    simple approach is to consider the outputs as a collection of separate univariate functions,

    and emulate each function independently. It is likely, though, that multiple outputs from

    a single simulator will be related, so modeling prior beliefs about them as being indepen-

    dent may result in losing information. To capture this information, a multivariate emulator

    models the outputs jointly.

    We categorize multivariate output from simulators into two classes. The first class com-

    prises output from a simulator that simulates a quantity that varies over some continuous

    field, often space or time. Here, each output gives the value of the quantity at a particular

    location in the field. The index of the output specifies the location, and we can define a

    metric on the output index, for example spatial distance or time lag. We refer to this class


  • of multivariate output as field output. Kennedy and O’Hagan (2001) emulate field output

    by considering the output index as a new input to the simulator and using a univariate

    emulator with a stationary parametric covariance function. Conti and O’Hagan (2010),

    McFarland et al. (2008) and Bayarri et al. (2009b) use this approach. Rougier (2008) em-

    ulates field output directly but includes parametric regression terms on the output index,

    using the between-output metric. Higdon et al. (2008) calibrate a simulator with highly

    multivariate output, using principal components to reduce the dimensionality. Bayarri et al.

    (2007) consider simulators whose output is functional, which is a limiting case of field out-

    put. They use a wavelet representation of the function and emulate the wavelet coefficients

    with independent univariate emulators.

    The second class of multivariate output arises from simulators that simulate different

    types of quantities simultaneously, and the index of the output is merely a label. We refer

    to this class of multivariate output as multiple-type output. A simulator with multiple-type

    output, considered in this paper, is the Simple Climate Model (SCM) (Urban and Keller,

    2010). The SCM has three outputs: atmospheric CO2 concentration, ocean heat uptake,

    and global surface temperature. Multiple-type output does not have an obvious measure

    of distance between the outputs, so it is unwise to model the between-output dependencies

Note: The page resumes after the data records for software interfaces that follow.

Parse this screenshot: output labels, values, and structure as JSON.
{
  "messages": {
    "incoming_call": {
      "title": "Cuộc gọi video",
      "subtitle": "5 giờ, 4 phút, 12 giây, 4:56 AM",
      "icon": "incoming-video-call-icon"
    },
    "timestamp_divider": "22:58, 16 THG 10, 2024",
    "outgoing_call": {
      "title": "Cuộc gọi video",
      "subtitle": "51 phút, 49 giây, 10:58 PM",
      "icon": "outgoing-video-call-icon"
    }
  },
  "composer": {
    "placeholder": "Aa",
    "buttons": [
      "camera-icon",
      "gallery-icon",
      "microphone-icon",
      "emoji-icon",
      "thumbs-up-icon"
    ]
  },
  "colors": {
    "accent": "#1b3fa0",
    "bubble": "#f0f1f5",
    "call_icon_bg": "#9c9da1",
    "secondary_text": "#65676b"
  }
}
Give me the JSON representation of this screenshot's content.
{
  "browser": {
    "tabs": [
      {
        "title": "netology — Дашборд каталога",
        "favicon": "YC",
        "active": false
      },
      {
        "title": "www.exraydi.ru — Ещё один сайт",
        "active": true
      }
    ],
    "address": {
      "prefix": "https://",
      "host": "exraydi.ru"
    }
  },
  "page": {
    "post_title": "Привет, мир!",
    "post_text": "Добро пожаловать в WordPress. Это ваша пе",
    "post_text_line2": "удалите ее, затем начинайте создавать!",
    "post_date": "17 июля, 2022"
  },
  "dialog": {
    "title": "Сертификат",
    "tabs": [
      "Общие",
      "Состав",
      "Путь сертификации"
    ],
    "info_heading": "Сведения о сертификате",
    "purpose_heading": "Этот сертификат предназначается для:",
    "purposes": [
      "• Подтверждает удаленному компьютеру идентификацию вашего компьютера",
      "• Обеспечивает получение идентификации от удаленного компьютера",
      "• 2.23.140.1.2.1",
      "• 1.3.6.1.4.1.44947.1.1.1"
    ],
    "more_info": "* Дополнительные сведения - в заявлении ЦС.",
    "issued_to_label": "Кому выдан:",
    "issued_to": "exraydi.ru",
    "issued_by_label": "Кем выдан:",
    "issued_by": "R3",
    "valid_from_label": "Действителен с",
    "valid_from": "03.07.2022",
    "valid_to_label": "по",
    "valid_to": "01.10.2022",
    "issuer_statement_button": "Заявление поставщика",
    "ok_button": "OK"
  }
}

    using a parametric covariance function. Traditionally, the outputs are either emulated

    independently or jointly with a separable covariance structure (e.g. Qian et al., 2008).

    1.1 Outline and scope

    This paper considers emulating multiple-type output. We focus on careful modeling of the

    between-output dependencies through the emulator covariance function. In section 2 we re-

    view the separable covariance approach. This appeals due to its mathematical tractability,

    but may be too restrictive when the outputs have differing correlation lengths. Our con-

    tribution is to propose two nonseparable covariance structures for multivariate emulators:

    one using convolution methods, and another using the linear model of coregionalization. In

    both cases we suggest adaptations of the standard implementation in order to make the


  • methods better suited for emulation.

    In section 3 we present case studies, from engineering (using a finite element model of

    an aircraft), and from climate science (using a climate simulation model). We implement

    separable and nonseparable multivariate emulators, comparing them with each other and

    with multiple independent univariate emulators. We find that the separable multivariate

    emulator often results in poorer marginal predictions of single outputs than the independent

    univariate emulators. The nonseparable emulators retain the marginal advantages of the

    independent emulators while offering a multivariate treatment. The importance of the

    multivariate treatment becomes clear when we consider combining predictions of multiple

    outputs. In both case studies we consider a function of the outputs, demonstrating that

    ignoring the between-output dependencies leads to poor predictions of the function.

    2 Approaches to multivariate emulation